Typically, when hockey people think analytics, they think of things like Corsi, shot-attempts and the fancy graphs published in media. This is typical outcomes of event-driven data, such as produced through video analysis. Although sensor-based systems can provide this same data as well, they provide another richer layer of intelligence. Whereas an experienced scout, coach or trainer may need to sit down and review hours of video to assess a player’s strengths and weaknesses, sensors provide an
immediate deep assessment of the same players skills in measurable, easy to understand ways. Player’s skills can be compared and benchmarked against their peers, or even to higher competition levels providing clarity on exactly what is needed to advance their game. The future of sports data tracking and analytics Ultimately sport data tracking and analytics are here to stay and we are at the tip of the iceberg in term of realizing the full potential. In the foreseeable future, at the professional level, we expect to see the use of a range of technologies. This is most likely a combination of multi-sensor and computer vision systems that work together. Uses will include tracking and monitoring individual performances and athletic data, benchmarking, team performance analysis and post game analysis, and more.

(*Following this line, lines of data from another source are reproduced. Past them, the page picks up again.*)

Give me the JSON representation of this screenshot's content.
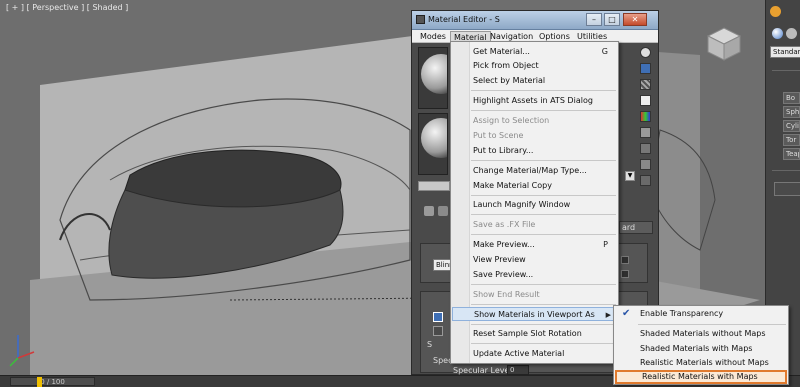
{
  "viewport": {
    "label": "[ + ] [ Perspective ] [ Shaded ]"
  },
  "timeline": {
    "frame_display": "0 / 100"
  },
  "material_editor": {
    "title": "Material Editor - S",
    "menus": [
      "Modes",
      "Material",
      "Navigation",
      "Options",
      "Utilities"
    ],
    "body_texts": {
      "ard": "ard",
      "blinn": "Blinn",
      "specular_level": "Specular Level:",
      "specular_level_value": "0",
      "spec_short": "Spec",
      "s_short": "S"
    }
  },
  "material_menu": {
    "items": [
      {
        "label": "Get Material...",
        "shortcut": "G",
        "disabled": false
      },
      {
        "label": "Pick from Object",
        "disabled": false
      },
      {
        "label": "Select by Material",
        "disabled": false
      },
      {
        "label": "Highlight Assets in ATS Dialog",
        "disabled": false
      },
      {
        "label": "Assign to Selection",
        "disabled": true
      },
      {
        "label": "Put to Scene",
        "disabled": true
      },
      {
        "label": "Put to Library...",
        "disabled": false
      },
      {
        "label": "Change Material/Map Type...",
        "disabled": false
      },
      {
        "label": "Make Material Copy",
        "disabled": false
      },
      {
        "label": "Launch Magnify Window",
        "disabled": false
      },
      {
        "label": "Save as .FX File",
        "disabled": true
      },
      {
        "label": "Make Preview...",
        "shortcut": "P",
        "disabled": false
      },
      {
        "label": "View Preview",
        "disabled": false
      },
      {
        "label": "Save Preview...",
        "disabled": false
      },
      {
        "label": "Show End Result",
        "disabled": true
      },
      {
        "label": "Show Materials in Viewport As",
        "disabled": false,
        "submenu": true
      },
      {
        "label": "Reset Sample Slot Rotation",
        "disabled": false
      },
      {
        "label": "Update Active Material",
        "disabled": false
      }
    ]
  },
  "viewport_submenu": {
    "items": [
      {
        "label": "Enable Transparency",
        "checked": true
      },
      {
        "label": "Shaded Materials without Maps"
      },
      {
        "label": "Shaded Materials with Maps"
      },
      {
        "label": "Realistic Materials without Maps"
      },
      {
        "label": "Realistic Materials with Maps",
        "selected": true
      }
    ]
  },
  "command_panel": {
    "dropdown_value": "Standard",
    "buttons": [
      "Bo",
      "Sphe",
      "Cylin",
      "Tor",
      "Teap"
    ]
  },
  "colors": {
    "selection_outline": "#e07a2e",
    "menu_highlight": "#d8e6f5",
    "titlebar": "#8ea9c7"
  }
}
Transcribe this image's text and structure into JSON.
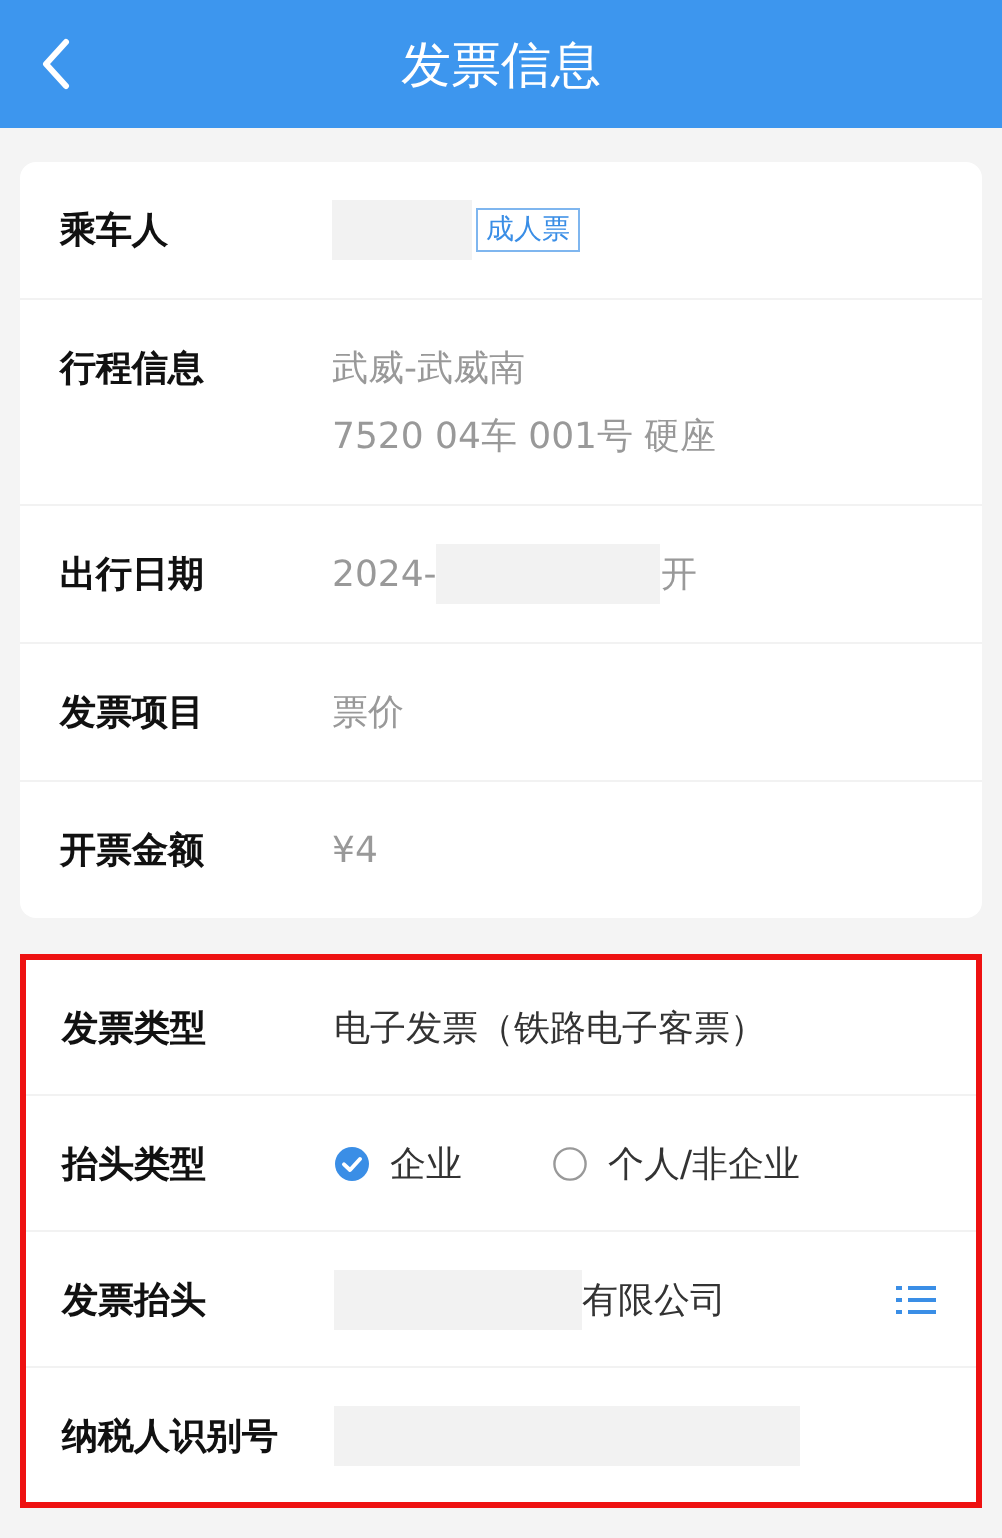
{
  "header": {
    "title": "发票信息"
  },
  "sections": [
    {
      "highlighted": false,
      "editable": false,
      "rows": [
        {
          "kind": "passenger",
          "label": "乘车人",
          "tag": "成人票"
        },
        {
          "kind": "lines",
          "label": "行程信息",
          "lines": [
            "武威-武威南",
            "7520 04车 001号 硬座"
          ]
        },
        {
          "kind": "date",
          "label": "出行日期",
          "prefix": "2024-",
          "suffix": "开"
        },
        {
          "kind": "text",
          "label": "发票项目",
          "value": "票价"
        },
        {
          "kind": "text",
          "label": "开票金额",
          "value": "¥4"
        }
      ]
    },
    {
      "highlighted": true,
      "editable": true,
      "rows": [
        {
          "kind": "text",
          "label": "发票类型",
          "value": "电子发票（铁路电子客票）"
        },
        {
          "kind": "radio",
          "label": "抬头类型",
          "options": [
            {
              "label": "企业",
              "selected": true
            },
            {
              "label": "个人/非企业",
              "selected": false
            }
          ]
        },
        {
          "kind": "company",
          "label": "发票抬头",
          "suffix": "有限公司"
        },
        {
          "kind": "redacted",
          "label": "纳税人识别号"
        }
      ]
    }
  ]
}
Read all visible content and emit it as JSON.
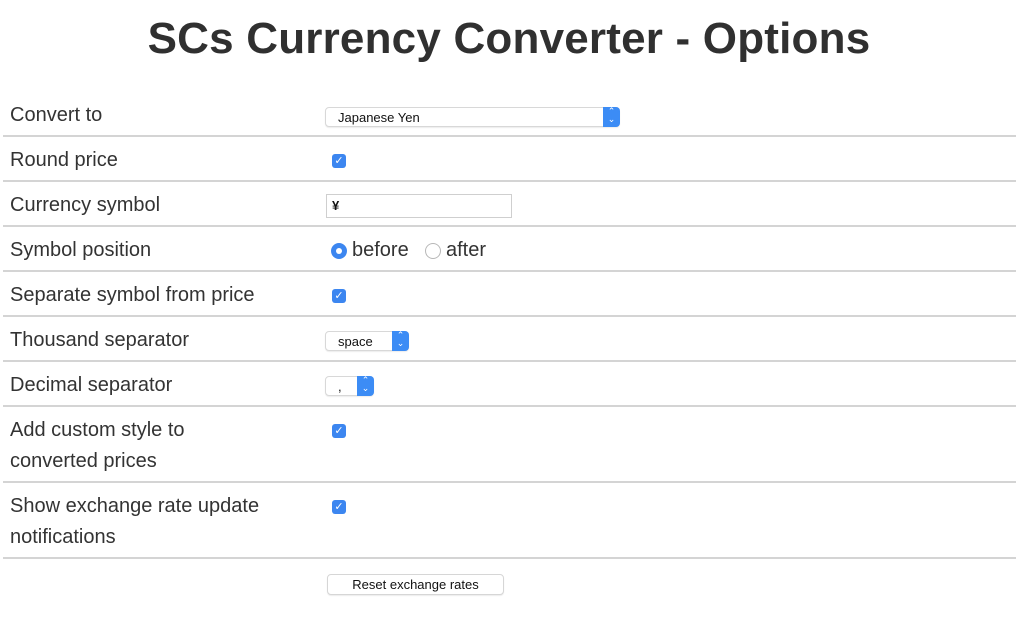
{
  "page": {
    "title": "SCs Currency Converter - Options"
  },
  "options": {
    "convert_to": {
      "label": "Convert to",
      "selected": "Japanese Yen"
    },
    "round_price": {
      "label": "Round price",
      "checked": true
    },
    "currency_symbol": {
      "label": "Currency symbol",
      "value": "¥"
    },
    "symbol_position": {
      "label": "Symbol position",
      "options": [
        "before",
        "after"
      ],
      "selected": "before"
    },
    "separate_symbol": {
      "label": "Separate symbol from price",
      "checked": true
    },
    "thousand_separator": {
      "label": "Thousand separator",
      "selected": "space"
    },
    "decimal_separator": {
      "label": "Decimal separator",
      "selected": ","
    },
    "custom_style": {
      "label_line1": "Add custom style to",
      "label_line2": "converted prices",
      "checked": true
    },
    "notifications": {
      "label_line1": "Show exchange rate update",
      "label_line2": "notifications",
      "checked": true
    }
  },
  "actions": {
    "reset_label": "Reset exchange rates"
  },
  "icons": {
    "check": "✓",
    "spin_up": "⌃",
    "spin_down": "⌄"
  },
  "colors": {
    "accent": "#3c86f0",
    "divider": "#d4d4d4",
    "text": "#333333"
  }
}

The data will also increasingly be used by media, gaming and scouting. Just think about your next season of fantasy hockey with real time data, betting, replays and player performance benchmarking.
Hopefully this provides some clarity on the different types of tracking and analytics systems. If you’re interested in learning more about Drive Hockey’s Player and Puck Tracking System for your team or league or want to be a partner that brings it to your region please contact us.